Whatever the records say, give every one of them again exactly.

Data about app and page elements
☆ ☆ ☆ ☆ ☆ ☆ ☆
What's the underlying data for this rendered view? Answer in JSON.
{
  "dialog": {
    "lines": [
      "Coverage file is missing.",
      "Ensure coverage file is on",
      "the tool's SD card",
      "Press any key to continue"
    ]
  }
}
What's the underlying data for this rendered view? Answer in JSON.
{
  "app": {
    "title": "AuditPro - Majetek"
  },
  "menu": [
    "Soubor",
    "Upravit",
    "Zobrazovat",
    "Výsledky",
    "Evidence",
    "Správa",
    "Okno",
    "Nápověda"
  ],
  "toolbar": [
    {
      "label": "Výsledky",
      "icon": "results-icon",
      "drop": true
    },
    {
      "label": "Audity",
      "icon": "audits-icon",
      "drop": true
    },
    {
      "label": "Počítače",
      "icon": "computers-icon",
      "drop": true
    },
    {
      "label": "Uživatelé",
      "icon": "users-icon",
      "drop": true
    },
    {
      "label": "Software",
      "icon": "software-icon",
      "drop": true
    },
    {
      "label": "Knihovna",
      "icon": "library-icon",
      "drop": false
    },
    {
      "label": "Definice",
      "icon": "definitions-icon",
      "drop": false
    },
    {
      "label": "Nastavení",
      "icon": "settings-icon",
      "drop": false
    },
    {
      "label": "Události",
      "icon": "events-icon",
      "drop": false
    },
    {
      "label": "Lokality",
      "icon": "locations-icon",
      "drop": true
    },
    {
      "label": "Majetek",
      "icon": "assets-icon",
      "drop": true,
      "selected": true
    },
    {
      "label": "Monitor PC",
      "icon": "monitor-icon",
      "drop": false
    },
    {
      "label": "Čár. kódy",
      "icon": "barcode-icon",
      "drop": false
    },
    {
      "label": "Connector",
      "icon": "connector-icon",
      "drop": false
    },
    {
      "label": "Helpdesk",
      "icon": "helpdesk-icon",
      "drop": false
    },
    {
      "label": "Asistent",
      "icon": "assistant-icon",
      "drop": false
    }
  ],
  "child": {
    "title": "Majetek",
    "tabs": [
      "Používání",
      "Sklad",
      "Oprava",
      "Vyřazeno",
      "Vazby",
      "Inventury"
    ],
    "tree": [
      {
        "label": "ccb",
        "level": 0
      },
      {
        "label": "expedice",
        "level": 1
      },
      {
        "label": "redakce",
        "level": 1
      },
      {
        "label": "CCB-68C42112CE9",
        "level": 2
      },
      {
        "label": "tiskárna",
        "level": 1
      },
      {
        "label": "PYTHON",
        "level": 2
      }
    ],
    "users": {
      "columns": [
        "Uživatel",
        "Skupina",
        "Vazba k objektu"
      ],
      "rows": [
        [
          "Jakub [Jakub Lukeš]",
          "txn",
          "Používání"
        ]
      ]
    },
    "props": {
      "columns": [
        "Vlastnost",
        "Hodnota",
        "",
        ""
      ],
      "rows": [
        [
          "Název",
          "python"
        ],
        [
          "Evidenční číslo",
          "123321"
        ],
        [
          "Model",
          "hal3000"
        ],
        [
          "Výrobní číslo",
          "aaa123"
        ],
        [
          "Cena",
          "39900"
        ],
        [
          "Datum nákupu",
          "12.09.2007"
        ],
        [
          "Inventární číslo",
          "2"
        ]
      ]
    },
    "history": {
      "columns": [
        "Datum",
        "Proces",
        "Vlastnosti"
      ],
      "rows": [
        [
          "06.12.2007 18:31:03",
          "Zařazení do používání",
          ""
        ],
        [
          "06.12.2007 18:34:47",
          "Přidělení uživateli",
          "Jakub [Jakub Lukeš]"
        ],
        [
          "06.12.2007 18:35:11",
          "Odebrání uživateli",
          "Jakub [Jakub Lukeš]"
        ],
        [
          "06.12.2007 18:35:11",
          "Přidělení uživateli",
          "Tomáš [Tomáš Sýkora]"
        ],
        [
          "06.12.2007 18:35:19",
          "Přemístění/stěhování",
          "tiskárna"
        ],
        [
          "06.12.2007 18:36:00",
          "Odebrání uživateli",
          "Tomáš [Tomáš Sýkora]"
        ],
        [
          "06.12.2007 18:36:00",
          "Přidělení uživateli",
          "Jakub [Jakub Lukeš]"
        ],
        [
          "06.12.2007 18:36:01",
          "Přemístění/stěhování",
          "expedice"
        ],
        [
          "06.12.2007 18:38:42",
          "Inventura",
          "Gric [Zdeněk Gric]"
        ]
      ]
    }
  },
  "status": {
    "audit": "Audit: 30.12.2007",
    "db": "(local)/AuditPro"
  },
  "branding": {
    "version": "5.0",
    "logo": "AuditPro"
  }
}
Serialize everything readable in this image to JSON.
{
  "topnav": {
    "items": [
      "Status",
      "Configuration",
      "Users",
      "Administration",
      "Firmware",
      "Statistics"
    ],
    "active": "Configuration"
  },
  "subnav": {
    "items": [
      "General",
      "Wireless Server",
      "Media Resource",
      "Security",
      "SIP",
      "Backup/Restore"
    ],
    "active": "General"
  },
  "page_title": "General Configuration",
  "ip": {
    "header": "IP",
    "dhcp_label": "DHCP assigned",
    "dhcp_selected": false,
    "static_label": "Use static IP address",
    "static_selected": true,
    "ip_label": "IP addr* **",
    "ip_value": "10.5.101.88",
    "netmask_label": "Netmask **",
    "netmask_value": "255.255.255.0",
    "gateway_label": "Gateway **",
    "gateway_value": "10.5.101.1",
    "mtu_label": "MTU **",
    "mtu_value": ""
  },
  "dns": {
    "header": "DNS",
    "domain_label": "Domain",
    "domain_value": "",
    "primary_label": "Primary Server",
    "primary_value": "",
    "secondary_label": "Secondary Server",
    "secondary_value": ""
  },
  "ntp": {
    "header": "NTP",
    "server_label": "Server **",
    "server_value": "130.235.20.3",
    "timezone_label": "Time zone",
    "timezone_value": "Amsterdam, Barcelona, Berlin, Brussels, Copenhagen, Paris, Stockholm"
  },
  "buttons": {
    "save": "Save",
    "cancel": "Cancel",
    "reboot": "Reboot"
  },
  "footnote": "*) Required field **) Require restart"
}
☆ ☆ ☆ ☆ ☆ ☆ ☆
▸ **Exercise result**
What's the underlying data for this rendered view? Answer in JSON.
{
  "dialog": {
    "lines": [
      "Coverage file is missing.",
      "Ensure coverage file is on",
      "the tool's SD card",
      "Press any key to continue"
    ]
  }
}
What's the underlying data for this rendered view? Answer in JSON.
{
  "app": {
    "title": "AuditPro - Majetek"
  },
  "menu": [
    "Soubor",
    "Upravit",
    "Zobrazovat",
    "Výsledky",
    "Evidence",
    "Správa",
    "Okno",
    "Nápověda"
  ],
  "toolbar": [
    {
      "label": "Výsledky",
      "icon": "results-icon",
      "drop": true
    },
    {
      "label": "Audity",
      "icon": "audits-icon",
      "drop": true
    },
    {
      "label": "Počítače",
      "icon": "computers-icon",
      "drop": true
    },
    {
      "label": "Uživatelé",
      "icon": "users-icon",
      "drop": true
    },
    {
      "label": "Software",
      "icon": "software-icon",
      "drop": true
    },
    {
      "label": "Knihovna",
      "icon": "library-icon",
      "drop": false
    },
    {
      "label": "Definice",
      "icon": "definitions-icon",
      "drop": false
    },
    {
      "label": "Nastavení",
      "icon": "settings-icon",
      "drop": false
    },
    {
      "label": "Události",
      "icon": "events-icon",
      "drop": false
    },
    {
      "label": "Lokality",
      "icon": "locations-icon",
      "drop": true
    },
    {
      "label": "Majetek",
      "icon": "assets-icon",
      "drop": true,
      "selected": true
    },
    {
      "label": "Monitor PC",
      "icon": "monitor-icon",
      "drop": false
    },
    {
      "label": "Čár. kódy",
      "icon": "barcode-icon",
      "drop": false
    },
    {
      "label": "Connector",
      "icon": "connector-icon",
      "drop": false
    },
    {
      "label": "Helpdesk",
      "icon": "helpdesk-icon",
      "drop": false
    },
    {
      "label": "Asistent",
      "icon": "assistant-icon",
      "drop": false
    }
  ],
  "child": {
    "title": "Majetek",
    "tabs": [
      "Používání",
      "Sklad",
      "Oprava",
      "Vyřazeno",
      "Vazby",
      "Inventury"
    ],
    "tree": [
      {
        "label": "ccb",
        "level": 0
      },
      {
        "label": "expedice",
        "level": 1
      },
      {
        "label": "redakce",
        "level": 1
      },
      {
        "label": "CCB-68C42112CE9",
        "level": 2
      },
      {
        "label": "tiskárna",
        "level": 1
      },
      {
        "label": "PYTHON",
        "level": 2
      }
    ],
    "users": {
      "columns": [
        "Uživatel",
        "Skupina",
        "Vazba k objektu"
      ],
      "rows": [
        [
          "Jakub [Jakub Lukeš]",
          "txn",
          "Používání"
        ]
      ]
    },
    "props": {
      "columns": [
        "Vlastnost",
        "Hodnota",
        "",
        ""
      ],
      "rows": [
        [
          "Název",
          "python"
        ],
        [
          "Evidenční číslo",
          "123321"
        ],
        [
          "Model",
          "hal3000"
        ],
        [
          "Výrobní číslo",
          "aaa123"
        ],
        [
          "Cena",
          "39900"
        ],
        [
          "Datum nákupu",
          "12.09.2007"
        ],
        [
          "Inventární číslo",
          "2"
        ]
      ]
    },
    "history": {
      "columns": [
        "Datum",
        "Proces",
        "Vlastnosti"
      ],
      "rows": [
        [
          "06.12.2007 18:31:03",
          "Zařazení do používání",
          ""
        ],
        [
          "06.12.2007 18:34:47",
          "Přidělení uživateli",
          "Jakub [Jakub Lukeš]"
        ],
        [
          "06.12.2007 18:35:11",
          "Odebrání uživateli",
          "Jakub [Jakub Lukeš]"
        ],
        [
          "06.12.2007 18:35:11",
          "Přidělení uživateli",
          "Tomáš [Tomáš Sýkora]"
        ],
        [
          "06.12.2007 18:35:19",
          "Přemístění/stěhování",
          "tiskárna"
        ],
        [
          "06.12.2007 18:36:00",
          "Odebrání uživateli",
          "Tomáš [Tomáš Sýkora]"
        ],
        [
          "06.12.2007 18:36:00",
          "Přidělení uživateli",
          "Jakub [Jakub Lukeš]"
        ],
        [
          "06.12.2007 18:36:01",
          "Přemístění/stěhování",
          "expedice"
        ],
        [
          "06.12.2007 18:38:42",
          "Inventura",
          "Gric [Zdeněk Gric]"
        ]
      ]
    }
  },
  "status": {
    "audit": "Audit: 30.12.2007",
    "db": "(local)/AuditPro"
  },
  "branding": {
    "version": "5.0",
    "logo": "AuditPro"
  }
}
Serialize everything readable in this image to JSON.
{
  "topnav": {
    "items": [
      "Status",
      "Configuration",
      "Users",
      "Administration",
      "Firmware",
      "Statistics"
    ],
    "active": "Configuration"
  },
  "subnav": {
    "items": [
      "General",
      "Wireless Server",
      "Media Resource",
      "Security",
      "SIP",
      "Backup/Restore"
    ],
    "active": "General"
  },
  "page_title": "General Configuration",
  "ip": {
    "header": "IP",
    "dhcp_label": "DHCP assigned",
    "dhcp_selected": false,
    "static_label": "Use static IP address",
    "static_selected": true,
    "ip_label": "IP addr* **",
    "ip_value": "10.5.101.88",
    "netmask_label": "Netmask **",
    "netmask_value": "255.255.255.0",
    "gateway_label": "Gateway **",
    "gateway_value": "10.5.101.1",
    "mtu_label": "MTU **",
    "mtu_value": ""
  },
  "dns": {
    "header": "DNS",
    "domain_label": "Domain",
    "domain_value": "",
    "primary_label": "Primary Server",
    "primary_value": "",
    "secondary_label": "Secondary Server",
    "secondary_value": ""
  },
  "ntp": {
    "header": "NTP",
    "server_label": "Server **",
    "server_value": "130.235.20.3",
    "timezone_label": "Time zone",
    "timezone_value": "Amsterdam, Barcelona, Berlin, Brussels, Copenhagen, Paris, Stockholm"
  },
  "buttons": {
    "save": "Save",
    "cancel": "Cancel",
    "reboot": "Reboot"
  },
  "footnote": "*) Required field **) Require restart"
}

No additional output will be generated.